Find each line below containing the word "Agent" and copy it.

Exercise input: Begin

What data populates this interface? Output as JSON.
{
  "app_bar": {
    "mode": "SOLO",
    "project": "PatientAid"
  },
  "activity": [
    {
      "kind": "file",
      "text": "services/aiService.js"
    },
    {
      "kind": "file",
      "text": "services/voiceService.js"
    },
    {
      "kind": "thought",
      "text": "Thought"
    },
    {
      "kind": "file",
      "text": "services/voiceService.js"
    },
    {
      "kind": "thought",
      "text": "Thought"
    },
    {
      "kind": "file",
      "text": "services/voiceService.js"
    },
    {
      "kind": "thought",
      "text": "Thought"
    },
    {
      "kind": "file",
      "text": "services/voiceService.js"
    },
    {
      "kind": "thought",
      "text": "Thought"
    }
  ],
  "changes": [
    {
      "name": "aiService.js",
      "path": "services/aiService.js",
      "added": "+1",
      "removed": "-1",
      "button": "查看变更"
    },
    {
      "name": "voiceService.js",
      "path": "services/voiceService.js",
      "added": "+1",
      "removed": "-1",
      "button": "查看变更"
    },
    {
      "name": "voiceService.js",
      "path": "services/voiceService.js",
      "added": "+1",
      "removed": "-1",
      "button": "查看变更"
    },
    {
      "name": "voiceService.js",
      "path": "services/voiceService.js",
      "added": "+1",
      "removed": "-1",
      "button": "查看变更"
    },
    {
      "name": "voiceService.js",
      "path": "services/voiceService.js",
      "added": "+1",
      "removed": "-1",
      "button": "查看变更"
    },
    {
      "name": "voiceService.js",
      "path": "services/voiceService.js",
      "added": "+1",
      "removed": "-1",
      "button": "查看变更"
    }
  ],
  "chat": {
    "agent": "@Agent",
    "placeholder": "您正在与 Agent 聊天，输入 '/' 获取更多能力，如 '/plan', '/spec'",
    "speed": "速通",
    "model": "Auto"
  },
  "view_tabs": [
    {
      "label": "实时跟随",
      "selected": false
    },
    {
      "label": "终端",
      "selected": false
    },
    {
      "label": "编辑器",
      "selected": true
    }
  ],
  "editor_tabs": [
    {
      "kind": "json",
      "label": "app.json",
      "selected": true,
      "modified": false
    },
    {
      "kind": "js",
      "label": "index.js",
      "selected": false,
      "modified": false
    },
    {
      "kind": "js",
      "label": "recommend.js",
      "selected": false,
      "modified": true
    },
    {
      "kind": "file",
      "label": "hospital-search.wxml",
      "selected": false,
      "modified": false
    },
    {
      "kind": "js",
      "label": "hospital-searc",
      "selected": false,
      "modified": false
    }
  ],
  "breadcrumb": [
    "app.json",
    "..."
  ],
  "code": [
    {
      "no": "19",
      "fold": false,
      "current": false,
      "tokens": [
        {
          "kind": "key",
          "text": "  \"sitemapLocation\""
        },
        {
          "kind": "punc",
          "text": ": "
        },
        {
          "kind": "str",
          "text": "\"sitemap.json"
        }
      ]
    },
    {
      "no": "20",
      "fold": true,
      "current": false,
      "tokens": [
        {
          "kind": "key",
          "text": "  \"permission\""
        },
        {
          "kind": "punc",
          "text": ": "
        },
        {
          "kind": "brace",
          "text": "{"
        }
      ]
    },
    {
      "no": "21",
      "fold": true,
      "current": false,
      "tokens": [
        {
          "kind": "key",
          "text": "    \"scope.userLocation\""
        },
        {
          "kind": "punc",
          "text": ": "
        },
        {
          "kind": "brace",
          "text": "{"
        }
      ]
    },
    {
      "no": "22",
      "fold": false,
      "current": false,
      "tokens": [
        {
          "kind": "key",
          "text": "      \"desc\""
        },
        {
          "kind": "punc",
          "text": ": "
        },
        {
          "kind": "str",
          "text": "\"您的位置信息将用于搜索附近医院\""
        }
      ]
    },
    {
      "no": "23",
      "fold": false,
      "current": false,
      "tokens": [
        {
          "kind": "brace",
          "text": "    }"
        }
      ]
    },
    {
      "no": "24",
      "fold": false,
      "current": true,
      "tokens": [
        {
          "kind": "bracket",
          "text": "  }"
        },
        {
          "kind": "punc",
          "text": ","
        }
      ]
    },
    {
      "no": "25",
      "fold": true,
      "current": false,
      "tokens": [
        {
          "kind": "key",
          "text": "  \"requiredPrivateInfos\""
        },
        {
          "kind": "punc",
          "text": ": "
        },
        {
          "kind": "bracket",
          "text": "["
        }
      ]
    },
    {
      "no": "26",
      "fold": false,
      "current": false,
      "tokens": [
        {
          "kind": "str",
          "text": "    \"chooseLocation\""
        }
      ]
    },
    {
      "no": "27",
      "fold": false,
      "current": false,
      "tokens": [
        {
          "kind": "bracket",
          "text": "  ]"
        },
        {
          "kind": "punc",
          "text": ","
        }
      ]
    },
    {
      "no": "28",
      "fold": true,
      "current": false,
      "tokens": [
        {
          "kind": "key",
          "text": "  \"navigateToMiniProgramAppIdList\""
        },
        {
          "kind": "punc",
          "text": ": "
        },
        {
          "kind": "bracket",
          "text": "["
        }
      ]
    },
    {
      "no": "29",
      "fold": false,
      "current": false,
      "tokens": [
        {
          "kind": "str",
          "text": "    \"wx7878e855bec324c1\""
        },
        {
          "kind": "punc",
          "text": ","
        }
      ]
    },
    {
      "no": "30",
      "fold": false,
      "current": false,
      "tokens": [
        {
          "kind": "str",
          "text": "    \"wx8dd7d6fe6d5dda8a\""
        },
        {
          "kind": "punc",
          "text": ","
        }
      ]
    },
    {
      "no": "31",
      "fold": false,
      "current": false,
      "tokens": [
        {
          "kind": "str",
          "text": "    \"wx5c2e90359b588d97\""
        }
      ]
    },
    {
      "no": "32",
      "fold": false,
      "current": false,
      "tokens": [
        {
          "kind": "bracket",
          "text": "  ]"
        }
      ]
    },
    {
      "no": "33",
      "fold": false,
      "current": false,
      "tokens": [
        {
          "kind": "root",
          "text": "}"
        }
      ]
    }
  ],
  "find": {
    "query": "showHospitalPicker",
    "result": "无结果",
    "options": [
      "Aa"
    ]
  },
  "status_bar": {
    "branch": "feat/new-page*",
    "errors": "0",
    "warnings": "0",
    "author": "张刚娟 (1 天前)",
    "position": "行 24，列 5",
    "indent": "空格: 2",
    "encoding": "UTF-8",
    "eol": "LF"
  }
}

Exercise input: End
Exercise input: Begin

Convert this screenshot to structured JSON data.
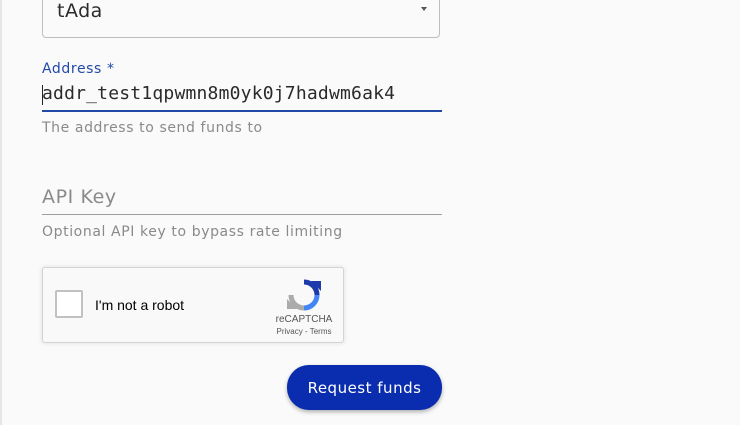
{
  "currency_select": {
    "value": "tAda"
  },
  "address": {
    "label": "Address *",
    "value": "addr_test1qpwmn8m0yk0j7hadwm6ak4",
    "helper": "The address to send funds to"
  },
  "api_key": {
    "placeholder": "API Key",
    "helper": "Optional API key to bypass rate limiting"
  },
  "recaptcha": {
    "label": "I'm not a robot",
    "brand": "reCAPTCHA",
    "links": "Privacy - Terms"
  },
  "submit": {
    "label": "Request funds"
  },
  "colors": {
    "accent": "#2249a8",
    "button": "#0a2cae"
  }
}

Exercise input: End

→ Response area
    "agent": "@Agent",
    "placeholder": "您正在与 Agent 聊天，输入 '/' 获取更多能力，如 '/plan', '/spec'",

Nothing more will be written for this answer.